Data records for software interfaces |
*** Block opens ***

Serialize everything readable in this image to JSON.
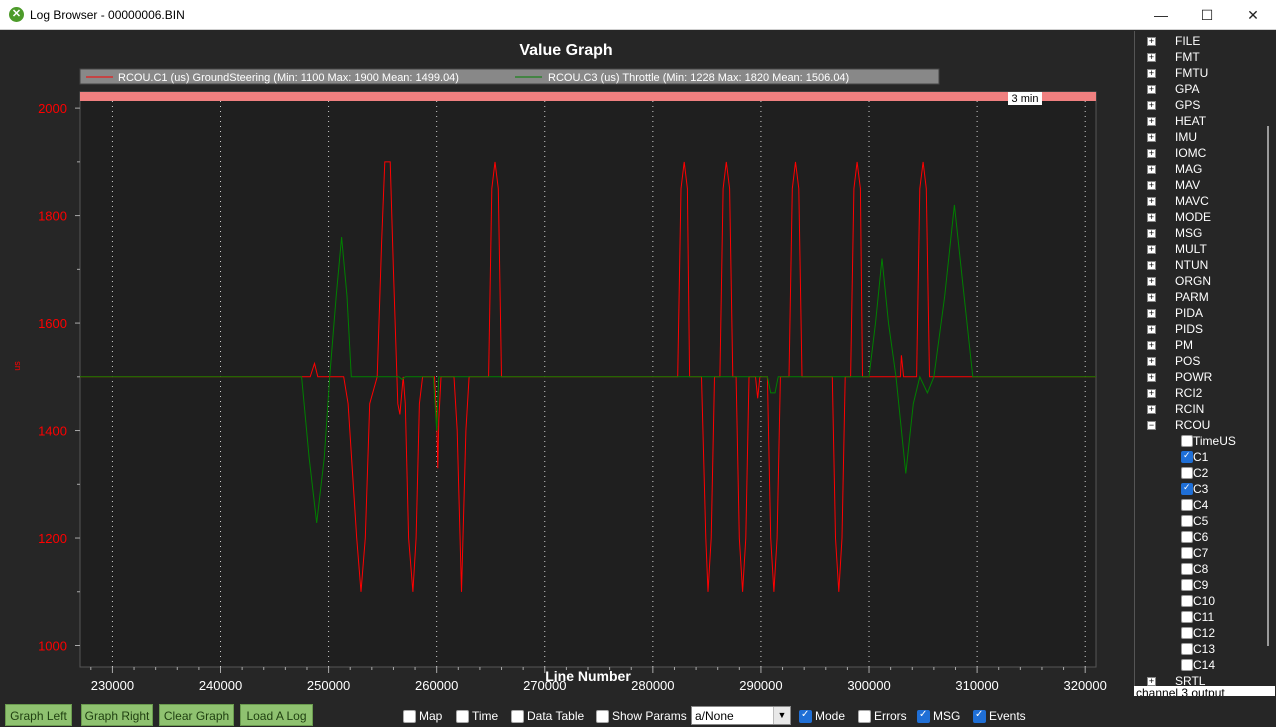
{
  "window": {
    "title": "Log Browser - 00000006.BIN",
    "minimize_icon": "minimize-icon",
    "maximize_icon": "maximize-icon",
    "close_icon": "close-icon"
  },
  "graph": {
    "title": "Value Graph",
    "legend": [
      {
        "label": "RCOU.C1 (us) GroundSteering (Min: 1100 Max: 1900 Mean: 1499.04)",
        "color": "#ff0000"
      },
      {
        "label": "RCOU.C3 (us) Throttle (Min: 1228 Max: 1820 Mean: 1506.04)",
        "color": "#008000"
      }
    ],
    "time_badge": "3 min",
    "ylabel": "us",
    "xlabel": "Line Number"
  },
  "chart_data": {
    "type": "line",
    "xlabel": "Line Number",
    "ylabel": "us",
    "xlim": [
      227000,
      321000
    ],
    "ylim": [
      960,
      2030
    ],
    "xticks": [
      230000,
      240000,
      250000,
      260000,
      270000,
      280000,
      290000,
      300000,
      310000,
      320000
    ],
    "yticks": [
      1000,
      1200,
      1400,
      1600,
      1800,
      2000
    ],
    "grid": true,
    "legend_position": "top",
    "series": [
      {
        "name": "RCOU.C1 (us) GroundSteering",
        "color": "#ff0000",
        "points": [
          [
            227000,
            1500
          ],
          [
            247500,
            1500
          ],
          [
            248300,
            1500
          ],
          [
            248700,
            1525
          ],
          [
            249000,
            1500
          ],
          [
            251400,
            1500
          ],
          [
            251800,
            1450
          ],
          [
            252600,
            1200
          ],
          [
            253000,
            1100
          ],
          [
            253400,
            1200
          ],
          [
            253800,
            1450
          ],
          [
            254500,
            1500
          ],
          [
            254900,
            1750
          ],
          [
            255200,
            1900
          ],
          [
            255700,
            1900
          ],
          [
            256000,
            1700
          ],
          [
            256400,
            1450
          ],
          [
            256600,
            1430
          ],
          [
            256900,
            1500
          ],
          [
            257100,
            1450
          ],
          [
            257400,
            1200
          ],
          [
            257800,
            1100
          ],
          [
            258100,
            1200
          ],
          [
            258400,
            1450
          ],
          [
            258700,
            1500
          ],
          [
            259800,
            1500
          ],
          [
            260000,
            1420
          ],
          [
            260100,
            1330
          ],
          [
            260200,
            1420
          ],
          [
            260400,
            1500
          ],
          [
            261600,
            1500
          ],
          [
            261900,
            1400
          ],
          [
            262300,
            1100
          ],
          [
            262700,
            1400
          ],
          [
            263000,
            1500
          ],
          [
            264800,
            1500
          ],
          [
            265100,
            1850
          ],
          [
            265400,
            1900
          ],
          [
            265700,
            1850
          ],
          [
            266000,
            1500
          ],
          [
            282300,
            1500
          ],
          [
            282600,
            1850
          ],
          [
            282900,
            1900
          ],
          [
            283200,
            1850
          ],
          [
            283400,
            1500
          ],
          [
            284500,
            1500
          ],
          [
            284900,
            1200
          ],
          [
            285100,
            1100
          ],
          [
            285400,
            1200
          ],
          [
            285700,
            1500
          ],
          [
            286200,
            1500
          ],
          [
            286500,
            1850
          ],
          [
            286800,
            1900
          ],
          [
            287100,
            1850
          ],
          [
            287400,
            1500
          ],
          [
            287700,
            1500
          ],
          [
            288000,
            1200
          ],
          [
            288300,
            1100
          ],
          [
            288600,
            1200
          ],
          [
            288900,
            1500
          ],
          [
            289500,
            1500
          ],
          [
            289700,
            1460
          ],
          [
            289900,
            1500
          ],
          [
            290600,
            1500
          ],
          [
            290900,
            1200
          ],
          [
            291200,
            1100
          ],
          [
            291500,
            1200
          ],
          [
            291800,
            1500
          ],
          [
            292600,
            1500
          ],
          [
            292900,
            1850
          ],
          [
            293200,
            1900
          ],
          [
            293500,
            1850
          ],
          [
            293800,
            1500
          ],
          [
            295500,
            1500
          ],
          [
            296600,
            1500
          ],
          [
            296900,
            1200
          ],
          [
            297200,
            1100
          ],
          [
            297500,
            1200
          ],
          [
            297800,
            1500
          ],
          [
            298300,
            1500
          ],
          [
            298600,
            1850
          ],
          [
            298900,
            1900
          ],
          [
            299200,
            1850
          ],
          [
            299400,
            1500
          ],
          [
            299800,
            1500
          ],
          [
            302900,
            1500
          ],
          [
            303000,
            1540
          ],
          [
            303200,
            1500
          ],
          [
            304400,
            1500
          ],
          [
            304700,
            1850
          ],
          [
            305000,
            1900
          ],
          [
            305300,
            1850
          ],
          [
            305600,
            1500
          ],
          [
            321000,
            1500
          ]
        ]
      },
      {
        "name": "RCOU.C3 (us) Throttle",
        "color": "#008000",
        "points": [
          [
            227000,
            1500
          ],
          [
            247500,
            1500
          ],
          [
            248200,
            1350
          ],
          [
            248900,
            1228
          ],
          [
            249600,
            1350
          ],
          [
            250100,
            1500
          ],
          [
            250700,
            1650
          ],
          [
            251200,
            1760
          ],
          [
            251700,
            1650
          ],
          [
            252100,
            1500
          ],
          [
            256500,
            1500
          ],
          [
            256800,
            1495
          ],
          [
            257100,
            1500
          ],
          [
            259700,
            1500
          ],
          [
            260000,
            1400
          ],
          [
            260200,
            1500
          ],
          [
            290600,
            1500
          ],
          [
            290900,
            1470
          ],
          [
            291300,
            1470
          ],
          [
            291600,
            1500
          ],
          [
            300000,
            1500
          ],
          [
            300600,
            1600
          ],
          [
            301200,
            1720
          ],
          [
            301800,
            1600
          ],
          [
            302500,
            1500
          ],
          [
            303400,
            1320
          ],
          [
            304100,
            1450
          ],
          [
            304700,
            1500
          ],
          [
            305400,
            1470
          ],
          [
            306000,
            1500
          ],
          [
            307000,
            1650
          ],
          [
            307900,
            1820
          ],
          [
            308800,
            1650
          ],
          [
            309600,
            1500
          ],
          [
            321000,
            1500
          ]
        ]
      }
    ]
  },
  "tree": {
    "items": [
      "FILE",
      "FMT",
      "FMTU",
      "GPA",
      "GPS",
      "HEAT",
      "IMU",
      "IOMC",
      "MAG",
      "MAV",
      "MAVC",
      "MODE",
      "MSG",
      "MULT",
      "NTUN",
      "ORGN",
      "PARM",
      "PIDA",
      "PIDS",
      "PM",
      "POS",
      "POWR",
      "RCI2",
      "RCIN",
      "RCOU"
    ],
    "rcou_children": [
      {
        "label": "TimeUS",
        "checked": false
      },
      {
        "label": "C1",
        "checked": true
      },
      {
        "label": "C2",
        "checked": false
      },
      {
        "label": "C3",
        "checked": true
      },
      {
        "label": "C4",
        "checked": false
      },
      {
        "label": "C5",
        "checked": false
      },
      {
        "label": "C6",
        "checked": false
      },
      {
        "label": "C7",
        "checked": false
      },
      {
        "label": "C8",
        "checked": false
      },
      {
        "label": "C9",
        "checked": false
      },
      {
        "label": "C10",
        "checked": false
      },
      {
        "label": "C11",
        "checked": false
      },
      {
        "label": "C12",
        "checked": false
      },
      {
        "label": "C13",
        "checked": false
      },
      {
        "label": "C14",
        "checked": false
      }
    ],
    "after": "SRTL"
  },
  "status": "channel 3 output",
  "buttons": {
    "graph_left": "Graph Left",
    "graph_right": "Graph Right",
    "clear_graph": "Clear Graph",
    "load_log": "Load A Log"
  },
  "options": {
    "map": {
      "label": "Map",
      "checked": false
    },
    "time": {
      "label": "Time",
      "checked": false
    },
    "data_table": {
      "label": "Data Table",
      "checked": false
    },
    "show_params": {
      "label": "Show Params",
      "checked": false
    },
    "mode": {
      "label": "Mode",
      "checked": true
    },
    "errors": {
      "label": "Errors",
      "checked": false
    },
    "msg": {
      "label": "MSG",
      "checked": true
    },
    "events": {
      "label": "Events",
      "checked": true
    }
  },
  "dropdown": {
    "value": "a/None"
  }
}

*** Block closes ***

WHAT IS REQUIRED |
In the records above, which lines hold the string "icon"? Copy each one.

YOUR RESPONSE |
    "minimize_icon": "minimize-icon",
    "maximize_icon": "maximize-icon",
    "close_icon": "close-icon"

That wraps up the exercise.